Community forest users’ groups decry continuation of heavy taxesThe budget exempted the 15 percent tax levied by the federal government, but the taxes by local and provincial governments remain unchanged.
Community forest users’ groups have been left dismayed as the new budget failed to ease the heavy taxes being imposed on them by all three tiers of government.
They had expected that the fiscal budget would relieve them from backbreaking taxes being levied on them under various heading by the local, provincial and federal governments.
But the budget for the fiscal year 2020-21, presented by Finance Minister Yubaraj Khatiwada on Thursday, only addressed their concerns partially.
The government has decided to waive off the 15 percent tax imposed on community forest users’ groups on the sale of Saal (Shorea robusta) and Khayar (Acacia catechu) timbers. Besides, it has also announced to promote forestry-based industry to create employment.
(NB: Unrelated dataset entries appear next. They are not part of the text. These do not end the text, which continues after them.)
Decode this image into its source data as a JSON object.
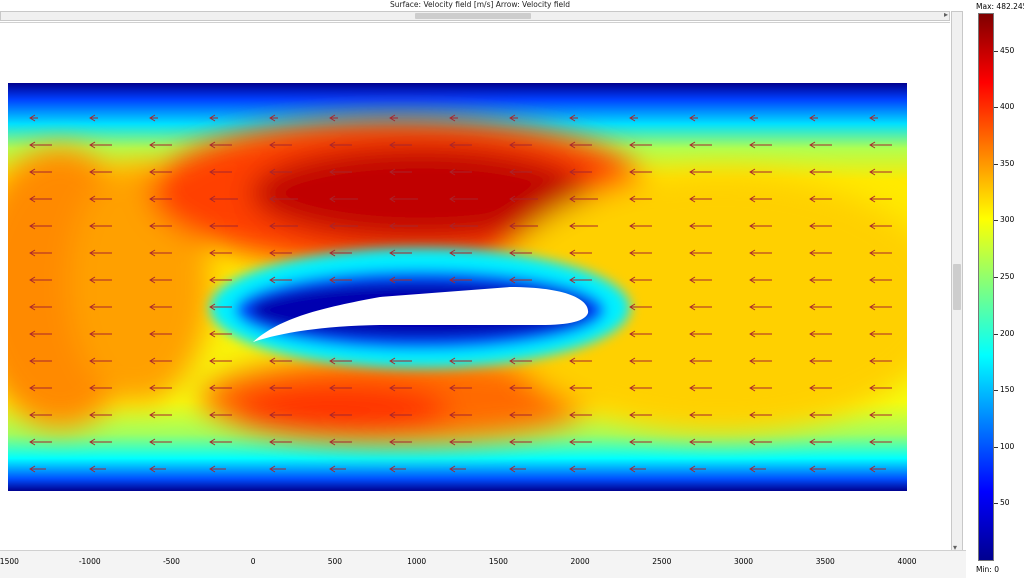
{
  "header": {
    "title": "Surface: Velocity field [m/s]   Arrow: Velocity field"
  },
  "colorbar": {
    "max_label": "Max: 482.245",
    "min_label": "Min: 0",
    "min": 0,
    "max": 482.245,
    "ticks": [
      "450",
      "400",
      "350",
      "300",
      "250",
      "200",
      "150",
      "100",
      "50"
    ],
    "tick_values": [
      450,
      400,
      350,
      300,
      250,
      200,
      150,
      100,
      50
    ],
    "colormap": [
      "#00008f",
      "#0000ff",
      "#007fff",
      "#00ffff",
      "#7fff7f",
      "#ffff00",
      "#ff7f00",
      "#ff0000",
      "#7f0000"
    ]
  },
  "chart_data": {
    "type": "heatmap",
    "title": "Surface: Velocity field [m/s]   Arrow: Velocity field",
    "xlim": [
      -1500,
      4000
    ],
    "x_ticks": [
      "-1500",
      "-1000",
      "-500",
      "0",
      "500",
      "1000",
      "1500",
      "2000",
      "2500",
      "3000",
      "3500",
      "4000"
    ],
    "x_tick_values": [
      -1500,
      -1000,
      -500,
      0,
      500,
      1000,
      1500,
      2000,
      2500,
      3000,
      3500,
      4000
    ],
    "domain_x": [
      -1500,
      4000
    ],
    "airfoil_x": [
      0,
      2050
    ],
    "arrow_color": "#a8242c",
    "arrow_direction": "left",
    "field_description": "velocity magnitude around airfoil, flow right-to-left",
    "regions": [
      {
        "name": "upper high-speed zone",
        "x": [
          0,
          2000
        ],
        "value": 470
      },
      {
        "name": "lower high-speed zone",
        "x": [
          -200,
          1900
        ],
        "value": 390
      },
      {
        "name": "left inflow",
        "x": [
          -1500,
          -500
        ],
        "value": 370
      },
      {
        "name": "wake",
        "x": [
          2000,
          4000
        ],
        "value": 300
      },
      {
        "name": "top boundary",
        "x": [
          -1500,
          4000
        ],
        "value": 80
      },
      {
        "name": "bottom boundary",
        "x": [
          -1500,
          4000
        ],
        "value": 60
      },
      {
        "name": "airfoil surface",
        "x": [
          0,
          2050
        ],
        "value": 40
      }
    ]
  }
}
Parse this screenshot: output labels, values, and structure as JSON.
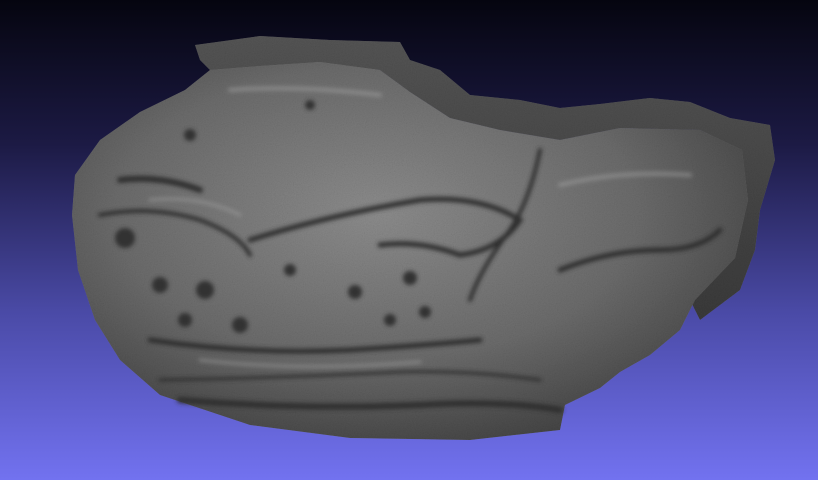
{
  "viewer": {
    "background_top": "#05050f",
    "background_bottom": "#7272f0"
  },
  "model": {
    "subject": "3d-scan-carved-stone-slab",
    "surface_color": "#6a6a6a",
    "rim_color": "#4a4a4a"
  }
}
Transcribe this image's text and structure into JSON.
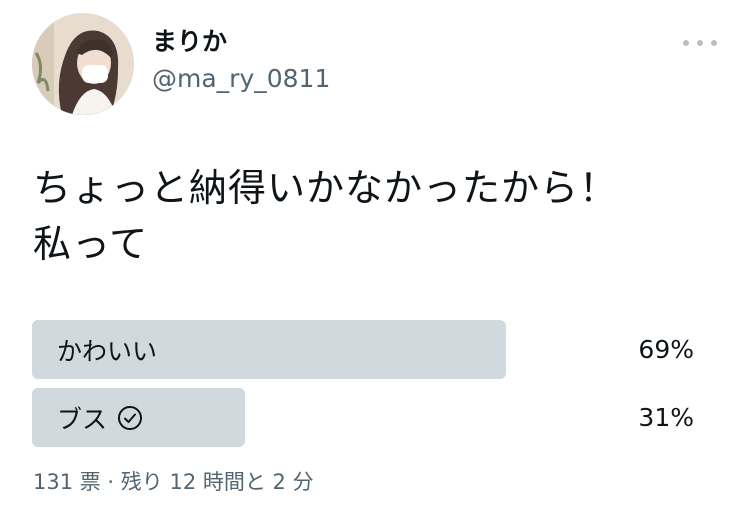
{
  "author": {
    "display_name": "まりか",
    "handle": "@ma_ry_0811"
  },
  "tweet": {
    "lines": [
      "ちょっと納得いかなかったから！",
      "私って"
    ]
  },
  "poll": {
    "options": [
      {
        "label": "かわいい",
        "percent": 69,
        "percent_text": "69%",
        "selected": false
      },
      {
        "label": "ブス",
        "percent": 31,
        "percent_text": "31%",
        "selected": true
      }
    ],
    "meta": "131 票 · 残り 12 時間と 2 分"
  },
  "icons": {
    "more": "more-horizontal-icon",
    "selected": "check-circle-icon"
  },
  "colors": {
    "text": "#0f1419",
    "secondary": "#536471",
    "poll_bar": "#cfd9de"
  }
}
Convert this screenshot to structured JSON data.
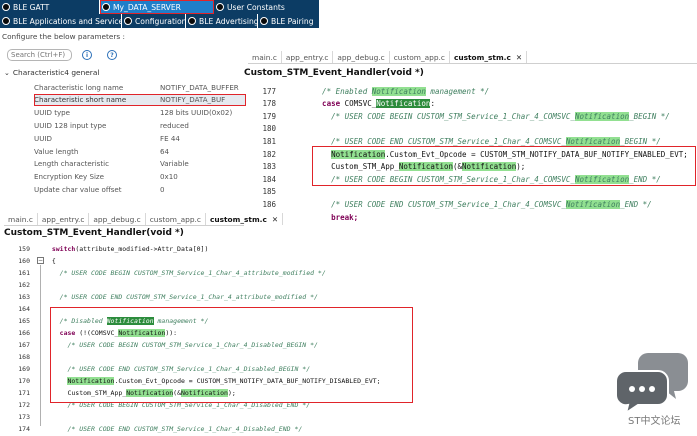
{
  "top_tabs_row1": [
    {
      "label": "BLE GATT",
      "active": false
    },
    {
      "label": "My_DATA_SERVER",
      "active": true
    },
    {
      "label": "User Constants",
      "active": false
    }
  ],
  "top_tabs_row2": [
    {
      "label": "BLE Applications and Services"
    },
    {
      "label": "Configuration"
    },
    {
      "label": "BLE Advertising"
    },
    {
      "label": "BLE Pairing"
    }
  ],
  "config": {
    "label": "Configure the below parameters :",
    "search_placeholder": "Search (Ctrl+F)",
    "group_title": "Characteristic4 general",
    "params": [
      {
        "key": "Characteristic long name",
        "value": "NOTIFY_DATA_BUFFER"
      },
      {
        "key": "Characteristic short name",
        "value": "NOTIFY_DATA_BUF"
      },
      {
        "key": "UUID type",
        "value": "128 bits UUID(0x02)"
      },
      {
        "key": "UUID 128 input type",
        "value": "reduced"
      },
      {
        "key": "UUID",
        "value": "FE 44"
      },
      {
        "key": "Value length",
        "value": "64"
      },
      {
        "key": "Length characteristic",
        "value": "Variable"
      },
      {
        "key": "Encryption Key Size",
        "value": "0x10"
      },
      {
        "key": "Update char value offset",
        "value": "0"
      }
    ]
  },
  "editor_top": {
    "tabs": [
      "main.c",
      "app_entry.c",
      "app_debug.c",
      "custom_app.c",
      "custom_stm.c"
    ],
    "active_tab": "custom_stm.c",
    "function": "Custom_STM_Event_Handler(void *)",
    "lines": [
      {
        "n": "177",
        "parts": [
          {
            "t": "    /* Enabled ",
            "c": "cm"
          },
          {
            "t": "Notification",
            "c": "cm occ"
          },
          {
            "t": " management */",
            "c": "cm"
          }
        ]
      },
      {
        "n": "178",
        "parts": [
          {
            "t": "    case ",
            "c": "kw"
          },
          {
            "t": "COMSVC_",
            "c": ""
          },
          {
            "t": "Notification",
            "c": "occ-strong"
          },
          {
            "t": ":",
            "c": ""
          }
        ]
      },
      {
        "n": "179",
        "parts": [
          {
            "t": "      /* USER CODE BEGIN CUSTOM_STM_Service_1_Char_4_COMSVC_",
            "c": "cm"
          },
          {
            "t": "Notification",
            "c": "cm occ"
          },
          {
            "t": "_BEGIN */",
            "c": "cm"
          }
        ]
      },
      {
        "n": "180",
        "parts": []
      },
      {
        "n": "181",
        "parts": [
          {
            "t": "      /* USER CODE END CUSTOM_STM_Service_1_Char_4_COMSVC_",
            "c": "cm"
          },
          {
            "t": "Notification",
            "c": "cm occ"
          },
          {
            "t": "_BEGIN */",
            "c": "cm"
          }
        ]
      },
      {
        "n": "182",
        "parts": [
          {
            "t": "      ",
            "c": ""
          },
          {
            "t": "Notification",
            "c": "occ"
          },
          {
            "t": ".Custom_Evt_Opcode = CUSTOM_STM_NOTIFY_DATA_BUF_NOTIFY_ENABLED_EVT;",
            "c": ""
          }
        ]
      },
      {
        "n": "183",
        "parts": [
          {
            "t": "      Custom_STM_App_",
            "c": ""
          },
          {
            "t": "Notification",
            "c": "occ"
          },
          {
            "t": "(&",
            "c": ""
          },
          {
            "t": "Notification",
            "c": "occ"
          },
          {
            "t": ");",
            "c": ""
          }
        ]
      },
      {
        "n": "184",
        "parts": [
          {
            "t": "      /* USER CODE BEGIN CUSTOM_STM_Service_1_Char_4_COMSVC_",
            "c": "cm"
          },
          {
            "t": "Notification",
            "c": "cm occ"
          },
          {
            "t": "_END */",
            "c": "cm"
          }
        ]
      },
      {
        "n": "185",
        "parts": []
      },
      {
        "n": "186",
        "parts": [
          {
            "t": "      /* USER CODE END CUSTOM_STM_Service_1_Char_4_COMSVC_",
            "c": "cm"
          },
          {
            "t": "Notification",
            "c": "cm occ"
          },
          {
            "t": "_END */",
            "c": "cm"
          }
        ]
      },
      {
        "n": "187",
        "parts": [
          {
            "t": "      break;",
            "c": "kw"
          }
        ]
      }
    ]
  },
  "editor_bottom": {
    "tabs": [
      "main.c",
      "app_entry.c",
      "app_debug.c",
      "custom_app.c",
      "custom_stm.c"
    ],
    "active_tab": "custom_stm.c",
    "function": "Custom_STM_Event_Handler(void *)",
    "lines": [
      {
        "n": "159",
        "parts": [
          {
            "t": "  switch",
            "c": "kw"
          },
          {
            "t": "(attribute_modified->Attr_Data[0])",
            "c": ""
          }
        ]
      },
      {
        "n": "160",
        "parts": [
          {
            "t": "  {",
            "c": ""
          }
        ]
      },
      {
        "n": "161",
        "parts": [
          {
            "t": "    /* USER CODE BEGIN CUSTOM_STM_Service_1_Char_4_attribute_modified */",
            "c": "cm"
          }
        ]
      },
      {
        "n": "162",
        "parts": []
      },
      {
        "n": "163",
        "parts": [
          {
            "t": "    /* USER CODE END CUSTOM_STM_Service_1_Char_4_attribute_modified */",
            "c": "cm"
          }
        ]
      },
      {
        "n": "164",
        "parts": []
      },
      {
        "n": "165",
        "parts": [
          {
            "t": "    /* Disabled ",
            "c": "cm"
          },
          {
            "t": "Notification",
            "c": "cm occ-strong"
          },
          {
            "t": " management */",
            "c": "cm"
          }
        ]
      },
      {
        "n": "166",
        "parts": [
          {
            "t": "    case ",
            "c": "kw"
          },
          {
            "t": "(!(COMSVC_",
            "c": ""
          },
          {
            "t": "Notification",
            "c": "occ"
          },
          {
            "t": ")):",
            "c": ""
          }
        ]
      },
      {
        "n": "167",
        "parts": [
          {
            "t": "      /* USER CODE BEGIN CUSTOM_STM_Service_1_Char_4_Disabled_BEGIN */",
            "c": "cm"
          }
        ]
      },
      {
        "n": "168",
        "parts": []
      },
      {
        "n": "169",
        "parts": [
          {
            "t": "      /* USER CODE END CUSTOM_STM_Service_1_Char_4_Disabled_BEGIN */",
            "c": "cm"
          }
        ]
      },
      {
        "n": "170",
        "parts": [
          {
            "t": "      ",
            "c": ""
          },
          {
            "t": "Notification",
            "c": "occ"
          },
          {
            "t": ".Custom_Evt_Opcode = CUSTOM_STM_NOTIFY_DATA_BUF_NOTIFY_DISABLED_EVT;",
            "c": ""
          }
        ]
      },
      {
        "n": "171",
        "parts": [
          {
            "t": "      Custom_STM_App_",
            "c": ""
          },
          {
            "t": "Notification",
            "c": "occ"
          },
          {
            "t": "(&",
            "c": ""
          },
          {
            "t": "Notification",
            "c": "occ"
          },
          {
            "t": ");",
            "c": ""
          }
        ]
      },
      {
        "n": "172",
        "parts": [
          {
            "t": "      /* USER CODE BEGIN CUSTOM_STM_Service_1_Char_4_Disabled_END */",
            "c": "cm"
          }
        ]
      },
      {
        "n": "173",
        "parts": []
      },
      {
        "n": "174",
        "parts": [
          {
            "t": "      /* USER CODE END CUSTOM_STM_Service_1_Char_4_Disabled_END */",
            "c": "cm"
          }
        ]
      },
      {
        "n": "175",
        "parts": [
          {
            "t": "      break;",
            "c": "kw"
          }
        ]
      }
    ]
  },
  "watermark": {
    "text": "ST中文论坛",
    "color": "#5f6469"
  }
}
“We welcome the decisions to remove the 15 percent tax and promote forestry-based industry. However, our major concern regarding layered and heavy taxes remains the same,” said Bharati Pathak, chairperson of the Federation of Community Forestry Users’ Nepal, the umbrella organisation of over 22,000 community forest users’ groups in the country.
For over a year now, community forest users’ groups have been protesting against government tax policy on their income. They have staged protests in various districts, demanding that the government reconsider the taxes.
According to community forest promoters, various enforced and proposed taxes at all three levels of the governments had once totalled up to 90 percent of the annual transactions of the community forest users’ groups.
They feared such a massive taxation would end up discouraging local communities from taking part in conservation activities.
As per the Finance Act, community forest users’ groups have been contributing 15 percent of their income made from the sale of Saal and Khayar timbers to the Federal Reserved Fund.
Likewise, the Local Government Operation Act, 2017 has stated that community forests should contribute 10 percent of their product sales to the Reserved Fund at the local level. Furthermore, an additional 13 percent Value Added Tax is added to the sale of timber products for commercial purposes. Besides, all of these provinces can also charge taxes on forest products sold from community forest users’ groups.
According to Pathak, Bagmati Province and Province 1 have enforced 10 percent and 15 percent taxes on the income of community forests.
“The budget did not speak about these taxes,” said Pathak. “Our demand is there should be one tax which should be distributed among all three levels of the government.”
As per the existing Community Forestry Guidelines, 2014, community forest groups should spend income from forest products on forest development (25 percent), poverty eradication and livelihood (35 percent) and on social development programmes (40 percent).
This requires community forest users to obtain personal account numbers (PAN), which means their income is further liable to 25 percent [income] tax—the provision community forest users find discriminatory.
“Registering PAN is mandatory but the whole process is full of hassles. During PAN renewal, the government officials ask income transactions of the past several years, which is not possible,” said Pathak. “There is hardly any income as forest groups spend most of their income on conservation and development activities. Forest groups are not a profit-making entity, but a conservation body led by the local community.”
Nepal’s locally managed community forests have been lauded internationally as a successful model conservation for not only protecting biodiversity but also recovering the country's green coverage and lifting locals out of poverty.
The sense of discrimination felt by the community forest users’ groups has also stemmed from the government decision to revoke income tax from drinking water users’ groups and cooperatives.
“Like water users’ groups and cooperatives, local forest users’ groups are also community-based orgnisations dedicated towards conservation with public participation,” said Pathak. “While the same budget removed income tax from these groups, why could it not do the same for community forest users’ groups?”